"As we passed towards the mountains in obedience to your command, suddenly the earth shook, and the air became dark as midnight, and the lightnings flashed, and the thunders rolled round us. It seemed as if the very judgment-day had come. When we ventured to proceed there met us this youth and maid who told us that they were come from Aloaddin's halls, that the judgment-stroke had fallen upon him, and that he and his Paradise of Sin were destroyed. We brought them here that they might repeat the tale in your presence."
"If thou hast lied," said the Sultan to the youth, "thou shalt die. If thou speakest truth, thou shalt stand next to myself."
"Be it done to me," answered Thalaba, "as the truth shall prove."
While he was speaking, a great cry was heard, and a messenger flew breathless and panting into the tent. "O King, live for ever!" he said. "May all thy foes be as Aloaddin, for God has smitten him."
The Sultan cried, "Put the robe of honour on the Arabian, and put a chain of gold around his neck, and my crown on his head, and set him on my horse of state, and lead him through the camp, and let the heralds go before him and cry, 'Thus shall it be done to the man whom the King honours.'"
So they put the robe of honour on Thalaba, and a chain of gold about his neck, and the King's crown on his head, and led him through the camp on the King's own horse, and the heralds cried before him as the King had commanded.

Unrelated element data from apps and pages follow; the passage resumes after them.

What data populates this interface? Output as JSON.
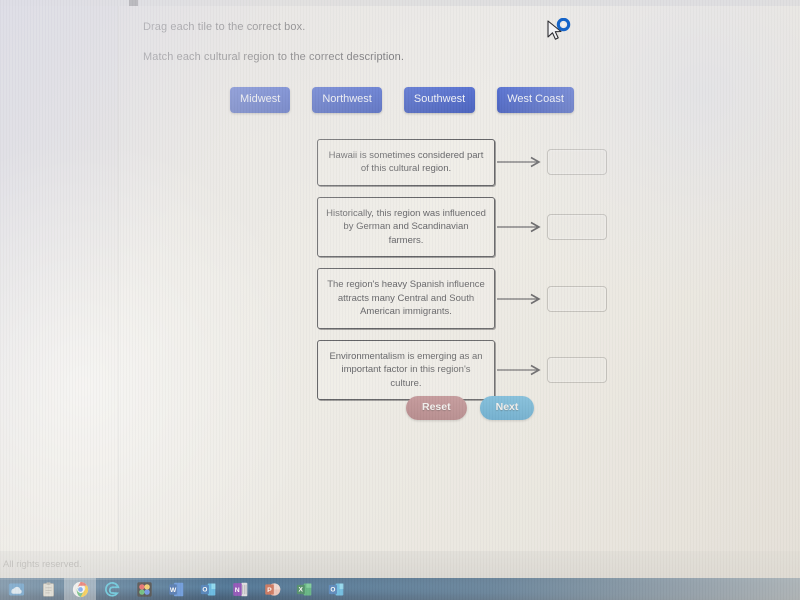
{
  "page": {
    "instruction_primary": "Drag each tile to the correct box.",
    "instruction_secondary": "Match each cultural region to the correct description.",
    "footer_text": "All rights reserved.",
    "background_color": "#e9e7e2"
  },
  "tiles": {
    "color": "#1b3cc0",
    "text_color": "#eef1fb",
    "items": [
      {
        "label": "Midwest"
      },
      {
        "label": "Northwest"
      },
      {
        "label": "Southwest"
      },
      {
        "label": "West Coast"
      }
    ]
  },
  "match_rows": [
    {
      "description": "Hawaii is sometimes considered part of this cultural region.",
      "arrow": "right-arrow-icon",
      "drop_value": ""
    },
    {
      "description": "Historically, this region was influenced by German and Scandinavian farmers.",
      "arrow": "right-arrow-icon",
      "drop_value": ""
    },
    {
      "description": "The region's heavy Spanish influence attracts many Central and South American immigrants.",
      "arrow": "right-arrow-icon",
      "drop_value": ""
    },
    {
      "description": "Environmentalism is emerging as an important factor in this region's culture.",
      "arrow": "right-arrow-icon",
      "drop_value": ""
    }
  ],
  "actions": {
    "reset_label": "Reset",
    "reset_color": "#a96d72",
    "next_label": "Next",
    "next_color": "#3d9fd0"
  },
  "cursor": {
    "name": "pointer-with-busy-ring",
    "ring_color": "#1463c8"
  },
  "taskbar": {
    "background_color": "#0e3358",
    "items": [
      {
        "name": "onedrive-icon",
        "active": false
      },
      {
        "name": "clipboard-icon",
        "active": false
      },
      {
        "name": "chrome-icon",
        "active": true
      },
      {
        "name": "edge-icon",
        "active": false
      },
      {
        "name": "puzzle-app-icon",
        "active": false
      },
      {
        "name": "word-icon",
        "active": false
      },
      {
        "name": "outlook-icon",
        "active": false
      },
      {
        "name": "onenote-icon",
        "active": false
      },
      {
        "name": "powerpoint-icon",
        "active": false
      },
      {
        "name": "excel-icon",
        "active": false
      },
      {
        "name": "outlook-secondary-icon",
        "active": false
      }
    ]
  }
}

When Thalaba had come from the presence of the King, he sought Oneiza and said, "The King has done as he said. I am next to himself in this land. But why so sad? When I heard of these honours, my thought was at once of you, that you also would be happy."
"But, Thalaba, am not I an orphan and among strangers?"
"But with me."
"But think, Thalaba—my father!"
"Nay, take comfort. Remember in what danger we were this morning, and now we have safety and honour and wealth. The Sultan asked me about you but just now. I told him that we had been plighted from childhood. Was I wrong, Oneiza? He said that he would heap our marriage with gifts. But why these tears?"
"Remember Destiny hath marked thee from mankind."
"Perhaps the mission ceased when Aloaddin perished, or if not, why should I not abide in peace till I am called?
"Take me to the desert."
"Moath is not there. Would you dwell in a stranger's tent?"
"Take me to Mecca. Let me be a servant of the Temple. Bind my veil with your own hand. It shall never be lifted again, and I will pray for your success."
"Nay, Oneiza, think of better things. Report will soon spread about the fame of these events, and your father will hear, and join us. Only consent to be my wife."
So Oneiza, overborne by his entreaties, and following her own heart, consented.
With song and music and dance the bridal procession went carrying Oneiza to her husband's house. Behind the bride went fifty women in robes woven with thread of gold; and behind them again came a hundred slaves bearing vessels of gold and silver and splendid apparel, the Sultan's marriage gifts. On either hand the pages carried the torches glowing in the darkness; and the trumpets and timbrels made music, and the multitudes shouted, till they came to the palace of Thalaba, where the marriage feast was spread.
But when the feast was finished and the guests had departed,—who is this that comes from the bridal chamber? It is Azrael, the Angel of Death—